• INSTRUCTIONS TO FOLLOW: Copy all of the data below without altering a single line.

DATA TO PROCESS below:

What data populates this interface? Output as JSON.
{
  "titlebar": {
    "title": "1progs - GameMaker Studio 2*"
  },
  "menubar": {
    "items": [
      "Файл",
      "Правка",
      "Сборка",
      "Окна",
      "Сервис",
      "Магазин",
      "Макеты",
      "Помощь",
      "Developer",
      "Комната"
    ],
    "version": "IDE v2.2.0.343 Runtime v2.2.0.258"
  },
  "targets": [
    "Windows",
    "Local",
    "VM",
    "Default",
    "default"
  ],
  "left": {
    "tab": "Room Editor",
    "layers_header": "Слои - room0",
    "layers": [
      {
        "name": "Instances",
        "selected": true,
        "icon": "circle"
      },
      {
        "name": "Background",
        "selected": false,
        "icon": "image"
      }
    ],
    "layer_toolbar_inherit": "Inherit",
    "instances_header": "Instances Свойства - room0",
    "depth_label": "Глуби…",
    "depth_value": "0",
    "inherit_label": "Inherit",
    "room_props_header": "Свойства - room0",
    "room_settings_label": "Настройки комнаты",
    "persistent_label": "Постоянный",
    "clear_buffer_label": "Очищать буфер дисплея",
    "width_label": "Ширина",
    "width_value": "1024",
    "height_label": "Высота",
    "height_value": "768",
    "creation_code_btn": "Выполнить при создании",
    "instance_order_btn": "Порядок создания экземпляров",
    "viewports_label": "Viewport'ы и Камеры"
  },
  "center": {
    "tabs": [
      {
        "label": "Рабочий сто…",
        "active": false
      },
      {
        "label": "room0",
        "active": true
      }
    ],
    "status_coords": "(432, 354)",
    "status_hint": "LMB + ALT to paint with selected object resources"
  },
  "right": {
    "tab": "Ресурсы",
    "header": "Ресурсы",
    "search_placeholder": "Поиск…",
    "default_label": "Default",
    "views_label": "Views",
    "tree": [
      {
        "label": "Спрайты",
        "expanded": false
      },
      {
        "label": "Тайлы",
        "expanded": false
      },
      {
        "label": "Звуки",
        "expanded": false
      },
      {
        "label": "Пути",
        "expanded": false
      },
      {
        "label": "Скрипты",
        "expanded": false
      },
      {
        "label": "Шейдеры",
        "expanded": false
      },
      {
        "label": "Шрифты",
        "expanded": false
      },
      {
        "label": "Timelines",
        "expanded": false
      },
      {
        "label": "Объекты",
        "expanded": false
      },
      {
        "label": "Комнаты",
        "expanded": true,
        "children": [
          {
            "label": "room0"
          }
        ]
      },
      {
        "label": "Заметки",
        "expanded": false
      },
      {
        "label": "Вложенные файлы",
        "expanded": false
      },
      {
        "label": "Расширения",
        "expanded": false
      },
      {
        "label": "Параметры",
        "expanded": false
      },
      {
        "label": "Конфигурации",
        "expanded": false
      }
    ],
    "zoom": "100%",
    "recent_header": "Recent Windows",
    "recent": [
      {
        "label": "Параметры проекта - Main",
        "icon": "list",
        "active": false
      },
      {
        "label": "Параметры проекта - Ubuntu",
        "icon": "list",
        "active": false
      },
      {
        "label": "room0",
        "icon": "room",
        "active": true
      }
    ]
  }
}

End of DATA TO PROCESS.

• RESULT OF THE TASK:
What data populates this interface? Output as JSON.
{
  "titlebar": {
    "title": "1progs - GameMaker Studio 2*"
  },
  "menubar": {
    "items": [
      "Файл",
      "Правка",
      "Сборка",
      "Окна",
      "Сервис",
      "Магазин",
      "Макеты",
      "Помощь",
      "Developer",
      "Комната"
    ],
    "version": "IDE v2.2.0.343 Runtime v2.2.0.258"
  },
  "targets": [
    "Windows",
    "Local",
    "VM",
    "Default",
    "default"
  ],
  "left": {
    "tab": "Room Editor",
    "layers_header": "Слои - room0",
    "layers": [
      {
        "name": "Instances",
        "selected": true,
        "icon": "circle"
      },
      {
        "name": "Background",
        "selected": false,
        "icon": "image"
      }
    ],
    "layer_toolbar_inherit": "Inherit",
    "instances_header": "Instances Свойства - room0",
    "depth_label": "Глуби…",
    "depth_value": "0",
    "inherit_label": "Inherit",
    "room_props_header": "Свойства - room0",
    "room_settings_label": "Настройки комнаты",
    "persistent_label": "Постоянный",
    "clear_buffer_label": "Очищать буфер дисплея",
    "width_label": "Ширина",
    "width_value": "1024",
    "height_label": "Высота",
    "height_value": "768",
    "creation_code_btn": "Выполнить при создании",
    "instance_order_btn": "Порядок создания экземпляров",
    "viewports_label": "Viewport'ы и Камеры"
  },
  "center": {
    "tabs": [
      {
        "label": "Рабочий сто…",
        "active": false
      },
      {
        "label": "room0",
        "active": true
      }
    ],
    "status_coords": "(432, 354)",
    "status_hint": "LMB + ALT to paint with selected object resources"
  },
  "right": {
    "tab": "Ресурсы",
    "header": "Ресурсы",
    "search_placeholder": "Поиск…",
    "default_label": "Default",
    "views_label": "Views",
    "tree": [
      {
        "label": "Спрайты",
        "expanded": false
      },
      {
        "label": "Тайлы",
        "expanded": false
      },
      {
        "label": "Звуки",
        "expanded": false
      },
      {
        "label": "Пути",
        "expanded": false
      },
      {
        "label": "Скрипты",
        "expanded": false
      },
      {
        "label": "Шейдеры",
        "expanded": false
      },
      {
        "label": "Шрифты",
        "expanded": false
      },
      {
        "label": "Timelines",
        "expanded": false
      },
      {
        "label": "Объекты",
        "expanded": false
      },
      {
        "label": "Комнаты",
        "expanded": true,
        "children": [
          {
            "label": "room0"
          }
        ]
      },
      {
        "label": "Заметки",
        "expanded": false
      },
      {
        "label": "Вложенные файлы",
        "expanded": false
      },
      {
        "label": "Расширения",
        "expanded": false
      },
      {
        "label": "Параметры",
        "expanded": false
      },
      {
        "label": "Конфигурации",
        "expanded": false
      }
    ],
    "zoom": "100%",
    "recent_header": "Recent Windows",
    "recent": [
      {
        "label": "Параметры проекта - Main",
        "icon": "list",
        "active": false
      },
      {
        "label": "Параметры проекта - Ubuntu",
        "icon": "list",
        "active": false
      },
      {
        "label": "room0",
        "icon": "room",
        "active": true
      }
    ]
  }
}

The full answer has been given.